Bogoslof is the emergent summit of a large submarine stratovolcano that rises ~1,800 m above the Bering Sea floor, but is only ~90 m above sea level (a.s.l.) at its highest point. Bogoslof volcano is located slightly north of the main Aleutian volcanic front, about 100 km west of Dutch Harbor, Alaska. Bogoslof began its most recent eruption on December 20, 2016. The volcano has produced several explosions with volcanic clouds reaching as high as 11 km (36,000 ft) a.s.l. This volcano is frequently altered by both eruptions and wave erosion, and has undergone dramatic changes in historical time. Because of the volcano’s remote location and small size, the Alaska Volcano Observatory has no ground-based volcano monitoring equipment on Bogoslof. Satellite data as well as monitoring stations located on nearby islands are used for indicators of volcanic activity.
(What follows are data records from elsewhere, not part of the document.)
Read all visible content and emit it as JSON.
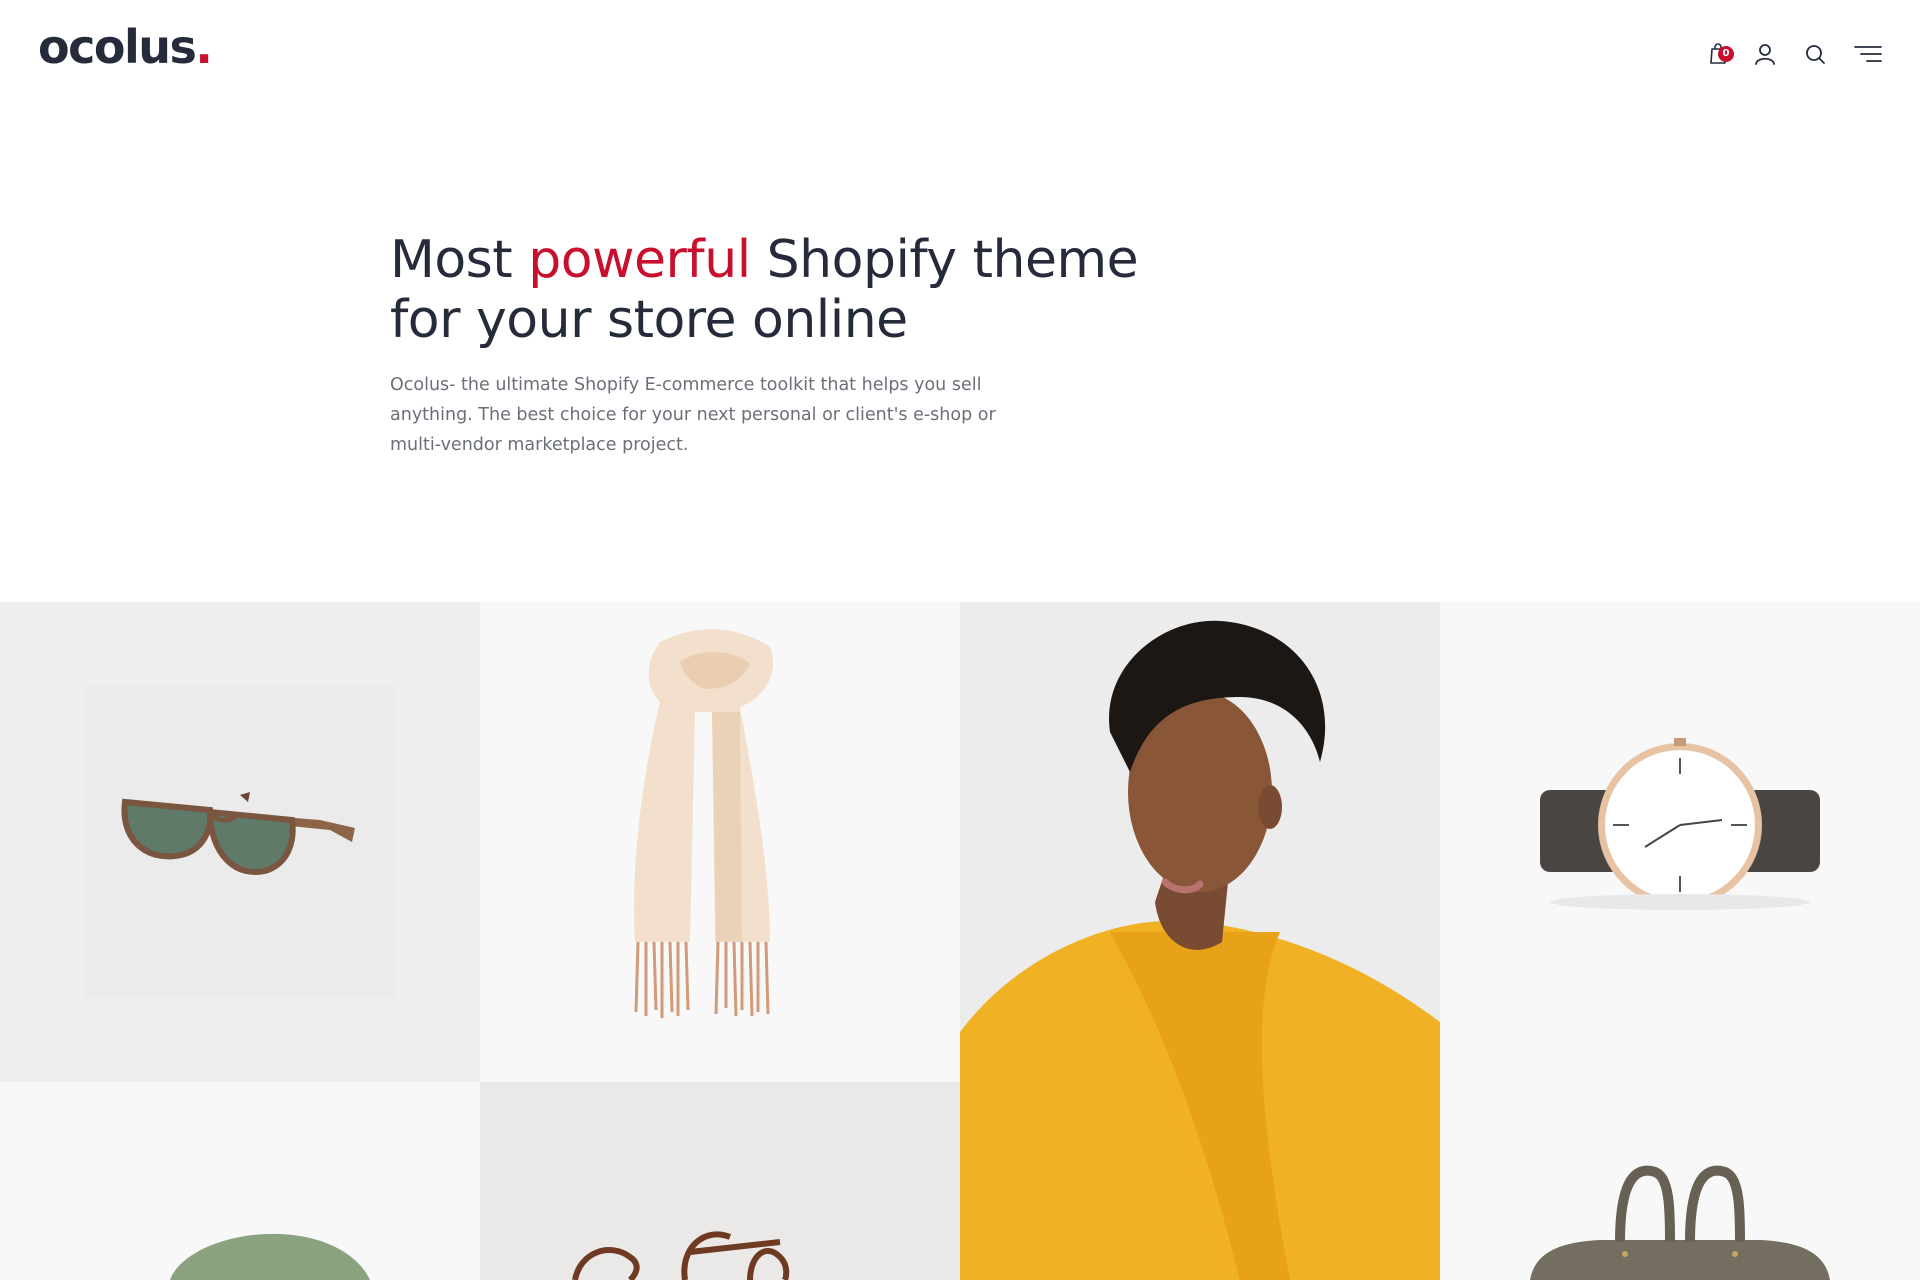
{
  "header": {
    "logo_text": "ocolus",
    "logo_dot": ".",
    "cart_count": "0",
    "icons": [
      "shopping-bag-icon",
      "user-icon",
      "search-icon",
      "menu-icon"
    ]
  },
  "hero": {
    "title_before": "Most ",
    "title_accent": "powerful",
    "title_after": " Shopify theme",
    "title_line2": "for your store online",
    "description": "Ocolus- the ultimate Shopify E-commerce toolkit that helps you sell anything. The best choice for your next personal or client's e-shop or multi-vendor marketplace project."
  },
  "colors": {
    "brand_dark": "#252b3b",
    "accent_red": "#c8102e",
    "muted_text": "#6b6f78"
  },
  "products": [
    {
      "name": "sunglasses"
    },
    {
      "name": "scarf"
    },
    {
      "name": "model-yellow-top"
    },
    {
      "name": "wristwatch"
    },
    {
      "name": "cap"
    },
    {
      "name": "sandals"
    },
    {
      "name": "duffel-bag"
    }
  ]
}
Satellite imagery provides key insights into the evolving size and shape of the island between successive eruptions. Satellite stereo-pairs are processed to create high-resolution (1-m) digital elevation models (DEMs) that help track these changes through time.
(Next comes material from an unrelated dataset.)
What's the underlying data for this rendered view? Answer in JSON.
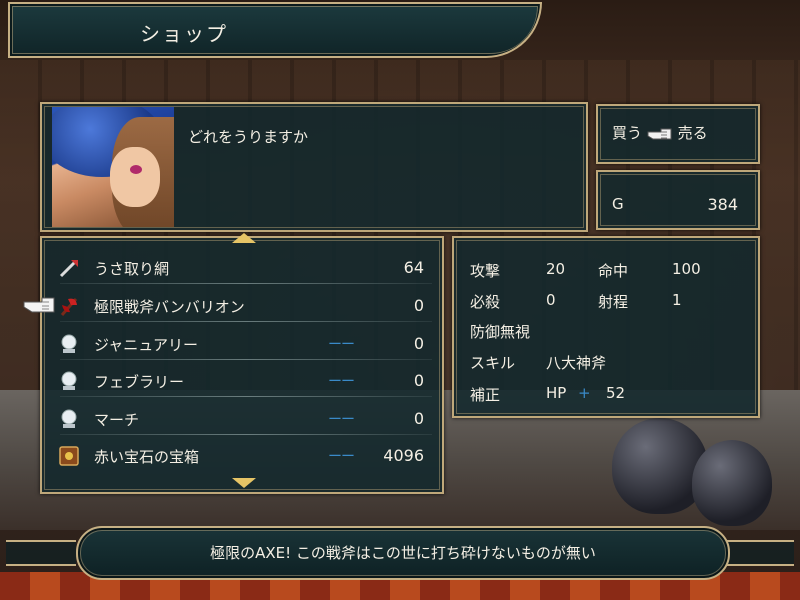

A DEM (left) and satellite image (right) of Bogoslof volcano, February 23, 2017. A time series of DEMs has been constructed to measure topographic changes to the volcano from eruptive episodes and wave erosion. Image data provided under Digital Globe NextView License.